– Summer Camps included 8 days of recreational activities were held for 200 targeted children in 3 main locations across
– Following the implementation of the summer camp activities and obtaining the results of the Post Traumatic Stress Disorder (PTSD) assessment, an additional 10 sessions were implemented with children in parallel with 10 sessions with their mothers.
– In the third phase of the project, PCRF targeted another group of children to join CMBM weekly sessions, again from restricted and neglected areas from the entire Gaza Strip, through close coordination and cooperation with 10
– 303 children were supported through this program with 572 beneficiaries

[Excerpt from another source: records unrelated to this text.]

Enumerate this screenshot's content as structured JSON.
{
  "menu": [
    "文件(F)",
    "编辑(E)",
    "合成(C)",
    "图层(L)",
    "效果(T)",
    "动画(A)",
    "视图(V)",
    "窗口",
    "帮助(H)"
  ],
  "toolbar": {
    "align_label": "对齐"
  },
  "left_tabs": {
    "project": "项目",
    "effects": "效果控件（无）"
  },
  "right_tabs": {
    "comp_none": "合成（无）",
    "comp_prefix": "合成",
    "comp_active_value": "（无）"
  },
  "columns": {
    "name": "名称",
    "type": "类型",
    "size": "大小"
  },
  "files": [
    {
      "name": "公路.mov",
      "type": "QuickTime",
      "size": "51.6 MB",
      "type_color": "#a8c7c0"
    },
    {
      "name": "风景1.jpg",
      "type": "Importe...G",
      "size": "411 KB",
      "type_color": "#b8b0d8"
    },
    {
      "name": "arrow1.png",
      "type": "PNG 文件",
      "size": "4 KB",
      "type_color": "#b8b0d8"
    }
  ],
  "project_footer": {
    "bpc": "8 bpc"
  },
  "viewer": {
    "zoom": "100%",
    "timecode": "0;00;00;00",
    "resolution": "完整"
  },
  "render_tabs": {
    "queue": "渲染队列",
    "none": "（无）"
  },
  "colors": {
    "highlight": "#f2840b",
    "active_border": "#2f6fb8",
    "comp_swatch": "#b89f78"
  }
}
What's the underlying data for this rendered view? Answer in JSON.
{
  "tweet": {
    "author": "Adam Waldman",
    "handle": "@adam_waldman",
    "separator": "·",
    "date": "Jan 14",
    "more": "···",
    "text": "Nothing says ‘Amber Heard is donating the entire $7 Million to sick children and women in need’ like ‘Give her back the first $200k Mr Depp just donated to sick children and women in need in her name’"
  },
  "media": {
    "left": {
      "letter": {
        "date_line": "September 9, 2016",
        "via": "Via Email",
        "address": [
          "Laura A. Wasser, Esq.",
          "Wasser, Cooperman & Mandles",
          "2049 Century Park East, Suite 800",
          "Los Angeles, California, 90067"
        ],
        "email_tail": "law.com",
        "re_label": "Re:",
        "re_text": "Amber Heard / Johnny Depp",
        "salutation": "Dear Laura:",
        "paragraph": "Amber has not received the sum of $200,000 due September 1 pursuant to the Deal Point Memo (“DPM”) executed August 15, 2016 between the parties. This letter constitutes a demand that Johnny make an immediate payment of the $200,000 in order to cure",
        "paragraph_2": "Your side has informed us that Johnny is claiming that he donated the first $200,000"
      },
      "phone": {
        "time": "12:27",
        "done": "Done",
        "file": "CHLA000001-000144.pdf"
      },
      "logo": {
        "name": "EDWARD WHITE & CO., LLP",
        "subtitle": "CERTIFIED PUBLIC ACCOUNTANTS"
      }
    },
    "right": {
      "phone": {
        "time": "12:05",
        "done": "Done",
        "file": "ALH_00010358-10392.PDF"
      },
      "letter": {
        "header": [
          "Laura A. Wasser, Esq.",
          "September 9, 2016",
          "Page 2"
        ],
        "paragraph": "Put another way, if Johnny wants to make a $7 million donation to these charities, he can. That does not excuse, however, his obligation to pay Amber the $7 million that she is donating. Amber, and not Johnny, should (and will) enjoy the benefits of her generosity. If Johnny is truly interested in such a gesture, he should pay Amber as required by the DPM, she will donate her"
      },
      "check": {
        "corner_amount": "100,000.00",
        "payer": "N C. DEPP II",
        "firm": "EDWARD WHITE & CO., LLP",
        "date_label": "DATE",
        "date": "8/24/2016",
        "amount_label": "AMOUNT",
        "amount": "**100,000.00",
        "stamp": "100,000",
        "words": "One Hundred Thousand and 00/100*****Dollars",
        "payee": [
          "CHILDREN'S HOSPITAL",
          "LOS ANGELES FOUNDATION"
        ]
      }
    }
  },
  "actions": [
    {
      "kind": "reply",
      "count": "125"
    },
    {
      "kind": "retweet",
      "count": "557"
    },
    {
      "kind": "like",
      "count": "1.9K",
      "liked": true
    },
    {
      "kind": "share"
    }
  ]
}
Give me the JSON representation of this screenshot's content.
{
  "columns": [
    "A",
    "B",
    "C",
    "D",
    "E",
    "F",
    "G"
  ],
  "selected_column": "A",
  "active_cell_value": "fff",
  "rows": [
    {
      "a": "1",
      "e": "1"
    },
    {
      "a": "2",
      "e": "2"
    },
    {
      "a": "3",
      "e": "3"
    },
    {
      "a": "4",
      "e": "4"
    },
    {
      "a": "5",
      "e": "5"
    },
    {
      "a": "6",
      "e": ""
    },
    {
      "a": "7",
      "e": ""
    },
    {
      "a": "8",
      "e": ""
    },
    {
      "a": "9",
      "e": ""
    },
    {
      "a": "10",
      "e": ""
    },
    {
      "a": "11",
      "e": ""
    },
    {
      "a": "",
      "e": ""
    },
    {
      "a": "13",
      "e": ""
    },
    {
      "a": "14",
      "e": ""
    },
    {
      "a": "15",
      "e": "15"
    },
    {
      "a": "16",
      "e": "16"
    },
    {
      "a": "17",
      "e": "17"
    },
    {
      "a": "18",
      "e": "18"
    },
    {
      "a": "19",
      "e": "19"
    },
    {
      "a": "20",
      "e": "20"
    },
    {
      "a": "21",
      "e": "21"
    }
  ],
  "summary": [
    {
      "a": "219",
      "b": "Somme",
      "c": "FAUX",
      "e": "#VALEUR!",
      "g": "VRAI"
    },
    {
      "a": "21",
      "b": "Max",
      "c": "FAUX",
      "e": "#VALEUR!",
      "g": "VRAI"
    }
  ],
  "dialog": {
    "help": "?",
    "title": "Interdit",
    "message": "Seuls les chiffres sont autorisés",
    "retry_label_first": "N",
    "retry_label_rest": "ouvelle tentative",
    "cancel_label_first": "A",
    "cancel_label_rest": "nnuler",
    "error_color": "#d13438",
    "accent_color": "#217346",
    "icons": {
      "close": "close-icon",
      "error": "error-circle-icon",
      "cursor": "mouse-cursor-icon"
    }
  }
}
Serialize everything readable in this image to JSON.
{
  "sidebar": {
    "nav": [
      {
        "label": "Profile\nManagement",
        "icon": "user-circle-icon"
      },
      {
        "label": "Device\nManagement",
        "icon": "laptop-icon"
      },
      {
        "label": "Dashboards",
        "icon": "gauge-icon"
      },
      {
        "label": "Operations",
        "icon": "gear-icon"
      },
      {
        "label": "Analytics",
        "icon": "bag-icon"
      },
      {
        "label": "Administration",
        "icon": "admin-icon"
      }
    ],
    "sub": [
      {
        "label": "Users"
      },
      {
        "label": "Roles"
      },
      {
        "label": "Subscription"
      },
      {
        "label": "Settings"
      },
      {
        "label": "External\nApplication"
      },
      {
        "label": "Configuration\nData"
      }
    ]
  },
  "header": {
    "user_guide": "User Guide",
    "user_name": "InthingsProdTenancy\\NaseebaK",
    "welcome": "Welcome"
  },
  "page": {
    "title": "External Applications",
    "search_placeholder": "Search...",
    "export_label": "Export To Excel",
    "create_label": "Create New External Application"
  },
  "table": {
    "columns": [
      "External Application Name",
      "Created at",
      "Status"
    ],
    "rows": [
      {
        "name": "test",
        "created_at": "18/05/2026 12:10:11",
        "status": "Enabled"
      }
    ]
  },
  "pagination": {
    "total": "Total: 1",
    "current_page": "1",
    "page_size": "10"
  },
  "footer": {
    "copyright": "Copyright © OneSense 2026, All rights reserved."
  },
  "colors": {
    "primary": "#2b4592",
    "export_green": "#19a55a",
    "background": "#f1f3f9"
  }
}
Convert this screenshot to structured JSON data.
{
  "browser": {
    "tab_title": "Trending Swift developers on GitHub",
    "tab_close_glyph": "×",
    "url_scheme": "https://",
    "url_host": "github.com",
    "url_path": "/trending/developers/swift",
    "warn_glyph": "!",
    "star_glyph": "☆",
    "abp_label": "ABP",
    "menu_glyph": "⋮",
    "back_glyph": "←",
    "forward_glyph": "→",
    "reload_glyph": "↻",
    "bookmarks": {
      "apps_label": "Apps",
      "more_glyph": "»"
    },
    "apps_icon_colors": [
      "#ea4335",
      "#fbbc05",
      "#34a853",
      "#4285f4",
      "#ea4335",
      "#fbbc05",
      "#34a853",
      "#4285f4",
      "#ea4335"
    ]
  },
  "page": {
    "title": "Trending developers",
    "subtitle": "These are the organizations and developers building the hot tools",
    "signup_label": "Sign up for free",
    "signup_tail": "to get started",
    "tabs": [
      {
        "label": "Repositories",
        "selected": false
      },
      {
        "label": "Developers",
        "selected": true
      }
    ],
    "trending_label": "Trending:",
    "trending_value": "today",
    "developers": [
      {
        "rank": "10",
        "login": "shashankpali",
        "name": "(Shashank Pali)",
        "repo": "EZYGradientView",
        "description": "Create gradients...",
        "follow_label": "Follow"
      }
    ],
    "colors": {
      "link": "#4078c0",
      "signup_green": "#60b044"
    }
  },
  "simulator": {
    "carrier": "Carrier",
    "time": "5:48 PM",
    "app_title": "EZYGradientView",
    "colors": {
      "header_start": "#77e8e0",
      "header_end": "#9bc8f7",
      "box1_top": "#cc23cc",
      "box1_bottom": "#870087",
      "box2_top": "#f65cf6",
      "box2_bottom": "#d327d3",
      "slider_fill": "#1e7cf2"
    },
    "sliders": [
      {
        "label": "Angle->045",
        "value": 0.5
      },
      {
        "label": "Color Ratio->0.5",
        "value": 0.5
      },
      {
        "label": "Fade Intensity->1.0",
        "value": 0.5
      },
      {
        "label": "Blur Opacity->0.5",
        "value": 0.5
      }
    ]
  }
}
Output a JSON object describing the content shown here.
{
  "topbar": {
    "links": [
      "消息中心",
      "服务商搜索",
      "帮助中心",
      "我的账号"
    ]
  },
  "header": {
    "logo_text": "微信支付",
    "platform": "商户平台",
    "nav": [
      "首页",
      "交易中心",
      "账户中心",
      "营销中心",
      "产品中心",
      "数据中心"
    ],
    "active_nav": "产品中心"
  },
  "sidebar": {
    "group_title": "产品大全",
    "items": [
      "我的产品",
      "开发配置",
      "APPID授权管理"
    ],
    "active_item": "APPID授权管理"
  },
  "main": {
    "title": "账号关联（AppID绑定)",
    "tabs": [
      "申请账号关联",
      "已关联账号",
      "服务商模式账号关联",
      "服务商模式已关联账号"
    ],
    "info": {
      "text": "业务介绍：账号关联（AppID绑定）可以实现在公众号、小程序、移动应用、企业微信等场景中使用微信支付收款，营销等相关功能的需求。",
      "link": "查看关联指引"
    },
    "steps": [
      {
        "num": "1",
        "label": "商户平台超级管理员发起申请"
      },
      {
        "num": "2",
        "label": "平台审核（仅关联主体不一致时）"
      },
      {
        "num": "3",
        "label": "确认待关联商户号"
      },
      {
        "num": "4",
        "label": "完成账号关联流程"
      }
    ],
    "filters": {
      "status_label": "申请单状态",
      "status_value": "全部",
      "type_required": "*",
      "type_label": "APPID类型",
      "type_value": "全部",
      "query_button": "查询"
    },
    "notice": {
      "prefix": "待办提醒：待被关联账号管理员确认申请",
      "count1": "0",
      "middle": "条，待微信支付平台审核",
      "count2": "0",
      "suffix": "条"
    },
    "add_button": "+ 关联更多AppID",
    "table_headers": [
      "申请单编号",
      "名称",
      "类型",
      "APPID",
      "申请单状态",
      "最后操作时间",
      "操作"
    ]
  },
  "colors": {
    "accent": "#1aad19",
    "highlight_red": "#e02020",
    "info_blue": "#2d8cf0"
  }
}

Doha is an 11-year-old girl from Beit Hanoun in Northern Gaza. Her parents got divorced due to complicated family issues, which had a significant effect on Doha’s life. She became aggressive, isolated and avoided social interaction. In 2017, Doha participated in the summer camp, sponsored by the PCRF. The summer camp contained both recreational and psychological interventions which helped her to overcome some of her psychological trauma and allowed her to become more social with her peers. After 8 days of summer camp, Doha started to attend weekly CMBM sessions. In the sessions, she showed a number of positive changes to her general behavior and became more involved with talking about her feelings with comfort and confidence in the group. After her discussions regarding her problems in her family tree sessions, she became active and comfortable participating in the activities carried out during the session, becoming calmer and more committed than before. Doha said, “I am using deep breathing as a means of rest and calm when I feel upset. We are so happy because we share fun and feelings among our group.”